== Assignment ==
From top to bottom, print the listing word for word and skip any pictures it contains.

== Exercise inputs ==
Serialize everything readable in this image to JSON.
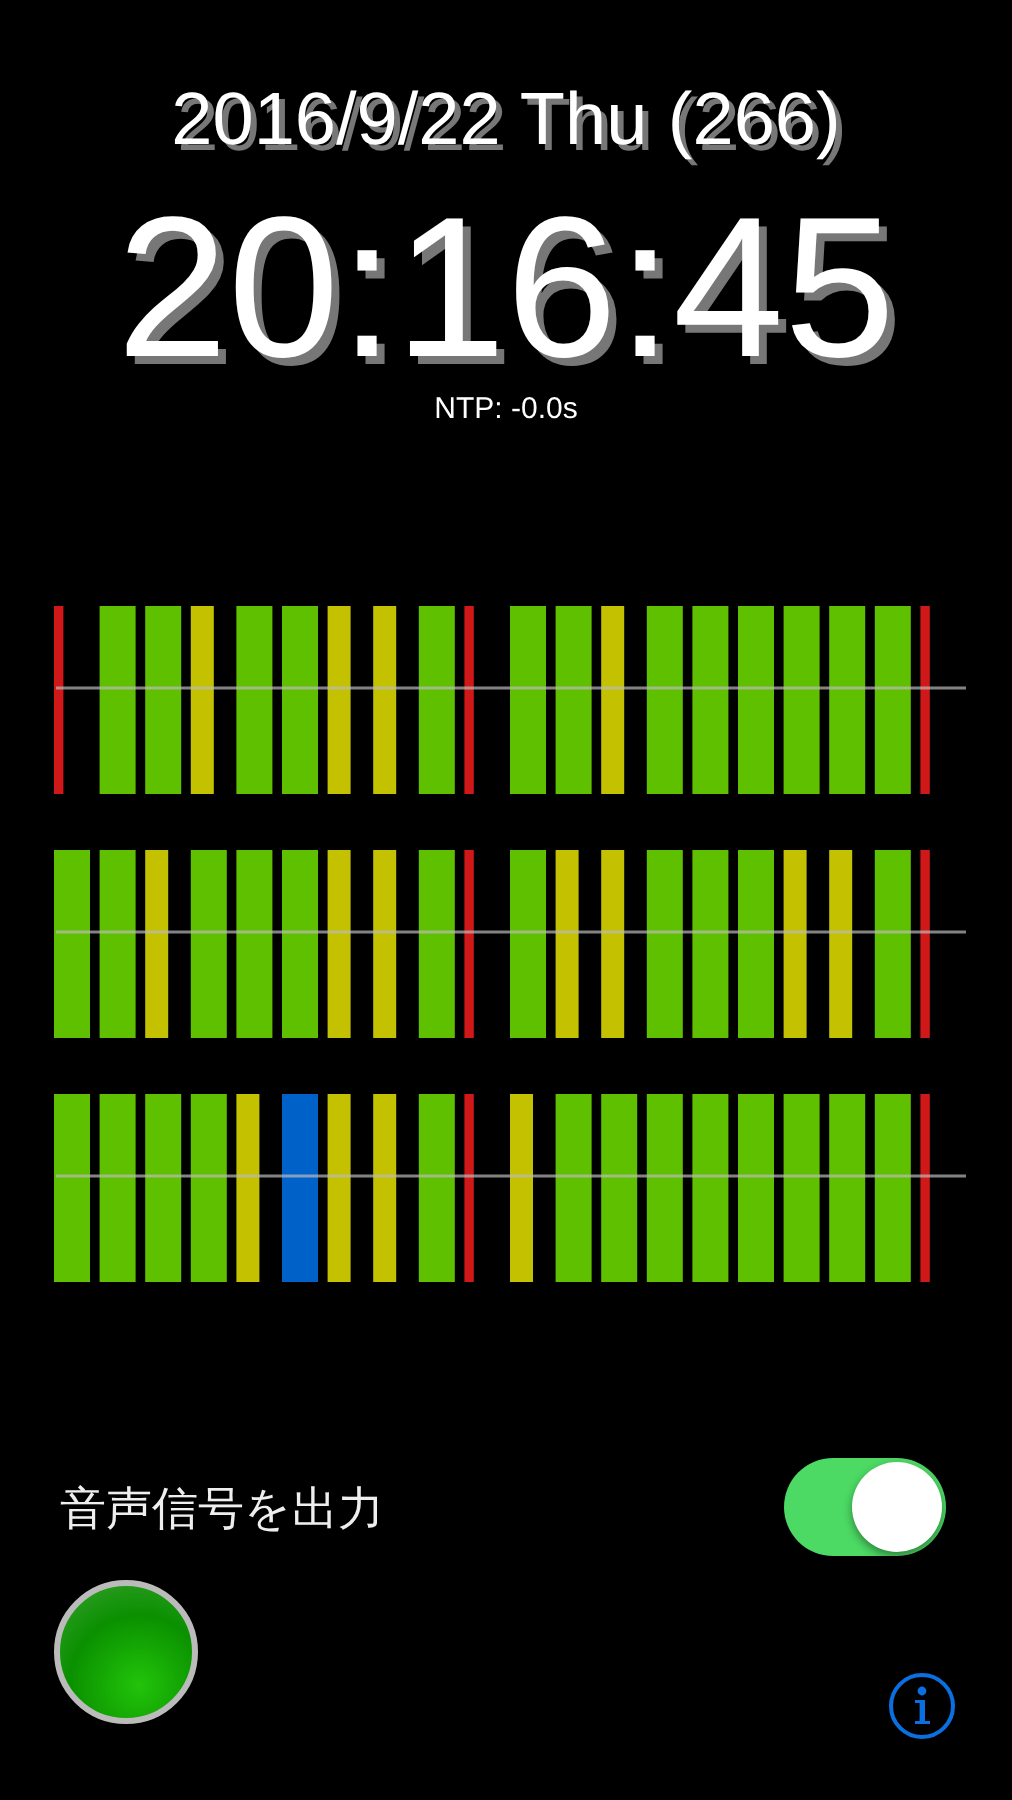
{
  "date": "2016/9/22 Thu (266)",
  "time": "20:16:45",
  "ntp": "NTP: -0.0s",
  "signal_rows": [
    {
      "bars": [
        {
          "kind": "marker",
          "current": false
        },
        {
          "kind": "zero",
          "current": false
        },
        {
          "kind": "zero",
          "current": false
        },
        {
          "kind": "one",
          "current": false
        },
        {
          "kind": "zero",
          "current": false
        },
        {
          "kind": "zero",
          "current": false
        },
        {
          "kind": "one",
          "current": false
        },
        {
          "kind": "one",
          "current": false
        },
        {
          "kind": "zero",
          "current": false
        },
        {
          "kind": "marker",
          "current": false
        },
        {
          "kind": "zero",
          "current": false
        },
        {
          "kind": "zero",
          "current": false
        },
        {
          "kind": "one",
          "current": false
        },
        {
          "kind": "zero",
          "current": false
        },
        {
          "kind": "zero",
          "current": false
        },
        {
          "kind": "zero",
          "current": false
        },
        {
          "kind": "zero",
          "current": false
        },
        {
          "kind": "zero",
          "current": false
        },
        {
          "kind": "zero",
          "current": false
        },
        {
          "kind": "marker",
          "current": false
        }
      ]
    },
    {
      "bars": [
        {
          "kind": "zero",
          "current": false
        },
        {
          "kind": "zero",
          "current": false
        },
        {
          "kind": "one",
          "current": false
        },
        {
          "kind": "zero",
          "current": false
        },
        {
          "kind": "zero",
          "current": false
        },
        {
          "kind": "zero",
          "current": false
        },
        {
          "kind": "one",
          "current": false
        },
        {
          "kind": "one",
          "current": false
        },
        {
          "kind": "zero",
          "current": false
        },
        {
          "kind": "marker",
          "current": false
        },
        {
          "kind": "zero",
          "current": false
        },
        {
          "kind": "one",
          "current": false
        },
        {
          "kind": "one",
          "current": false
        },
        {
          "kind": "zero",
          "current": false
        },
        {
          "kind": "zero",
          "current": false
        },
        {
          "kind": "zero",
          "current": false
        },
        {
          "kind": "one",
          "current": false
        },
        {
          "kind": "one",
          "current": false
        },
        {
          "kind": "zero",
          "current": false
        },
        {
          "kind": "marker",
          "current": false
        }
      ]
    },
    {
      "bars": [
        {
          "kind": "zero",
          "current": false
        },
        {
          "kind": "zero",
          "current": false
        },
        {
          "kind": "zero",
          "current": false
        },
        {
          "kind": "zero",
          "current": false
        },
        {
          "kind": "one",
          "current": false
        },
        {
          "kind": "zero",
          "current": true
        },
        {
          "kind": "one",
          "current": false
        },
        {
          "kind": "one",
          "current": false
        },
        {
          "kind": "zero",
          "current": false
        },
        {
          "kind": "marker",
          "current": false
        },
        {
          "kind": "one",
          "current": false
        },
        {
          "kind": "zero",
          "current": false
        },
        {
          "kind": "zero",
          "current": false
        },
        {
          "kind": "zero",
          "current": false
        },
        {
          "kind": "zero",
          "current": false
        },
        {
          "kind": "zero",
          "current": false
        },
        {
          "kind": "zero",
          "current": false
        },
        {
          "kind": "zero",
          "current": false
        },
        {
          "kind": "zero",
          "current": false
        },
        {
          "kind": "marker",
          "current": false
        }
      ]
    }
  ],
  "audio_output": {
    "label": "音声信号を出力",
    "on": true
  },
  "status_lamp": {
    "on": true
  }
}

== Result below ==
Serialize everything readable in this image to JSON.
{
  "date": "2016/9/22 Thu (266)",
  "time": "20:16:45",
  "ntp": "NTP: -0.0s",
  "signal_rows": [
    {
      "bars": [
        {
          "kind": "marker",
          "current": false
        },
        {
          "kind": "zero",
          "current": false
        },
        {
          "kind": "zero",
          "current": false
        },
        {
          "kind": "one",
          "current": false
        },
        {
          "kind": "zero",
          "current": false
        },
        {
          "kind": "zero",
          "current": false
        },
        {
          "kind": "one",
          "current": false
        },
        {
          "kind": "one",
          "current": false
        },
        {
          "kind": "zero",
          "current": false
        },
        {
          "kind": "marker",
          "current": false
        },
        {
          "kind": "zero",
          "current": false
        },
        {
          "kind": "zero",
          "current": false
        },
        {
          "kind": "one",
          "current": false
        },
        {
          "kind": "zero",
          "current": false
        },
        {
          "kind": "zero",
          "current": false
        },
        {
          "kind": "zero",
          "current": false
        },
        {
          "kind": "zero",
          "current": false
        },
        {
          "kind": "zero",
          "current": false
        },
        {
          "kind": "zero",
          "current": false
        },
        {
          "kind": "marker",
          "current": false
        }
      ]
    },
    {
      "bars": [
        {
          "kind": "zero",
          "current": false
        },
        {
          "kind": "zero",
          "current": false
        },
        {
          "kind": "one",
          "current": false
        },
        {
          "kind": "zero",
          "current": false
        },
        {
          "kind": "zero",
          "current": false
        },
        {
          "kind": "zero",
          "current": false
        },
        {
          "kind": "one",
          "current": false
        },
        {
          "kind": "one",
          "current": false
        },
        {
          "kind": "zero",
          "current": false
        },
        {
          "kind": "marker",
          "current": false
        },
        {
          "kind": "zero",
          "current": false
        },
        {
          "kind": "one",
          "current": false
        },
        {
          "kind": "one",
          "current": false
        },
        {
          "kind": "zero",
          "current": false
        },
        {
          "kind": "zero",
          "current": false
        },
        {
          "kind": "zero",
          "current": false
        },
        {
          "kind": "one",
          "current": false
        },
        {
          "kind": "one",
          "current": false
        },
        {
          "kind": "zero",
          "current": false
        },
        {
          "kind": "marker",
          "current": false
        }
      ]
    },
    {
      "bars": [
        {
          "kind": "zero",
          "current": false
        },
        {
          "kind": "zero",
          "current": false
        },
        {
          "kind": "zero",
          "current": false
        },
        {
          "kind": "zero",
          "current": false
        },
        {
          "kind": "one",
          "current": false
        },
        {
          "kind": "zero",
          "current": true
        },
        {
          "kind": "one",
          "current": false
        },
        {
          "kind": "one",
          "current": false
        },
        {
          "kind": "zero",
          "current": false
        },
        {
          "kind": "marker",
          "current": false
        },
        {
          "kind": "one",
          "current": false
        },
        {
          "kind": "zero",
          "current": false
        },
        {
          "kind": "zero",
          "current": false
        },
        {
          "kind": "zero",
          "current": false
        },
        {
          "kind": "zero",
          "current": false
        },
        {
          "kind": "zero",
          "current": false
        },
        {
          "kind": "zero",
          "current": false
        },
        {
          "kind": "zero",
          "current": false
        },
        {
          "kind": "zero",
          "current": false
        },
        {
          "kind": "marker",
          "current": false
        }
      ]
    }
  ],
  "audio_output": {
    "label": "音声信号を出力",
    "on": true
  },
  "status_lamp": {
    "on": true
  }
}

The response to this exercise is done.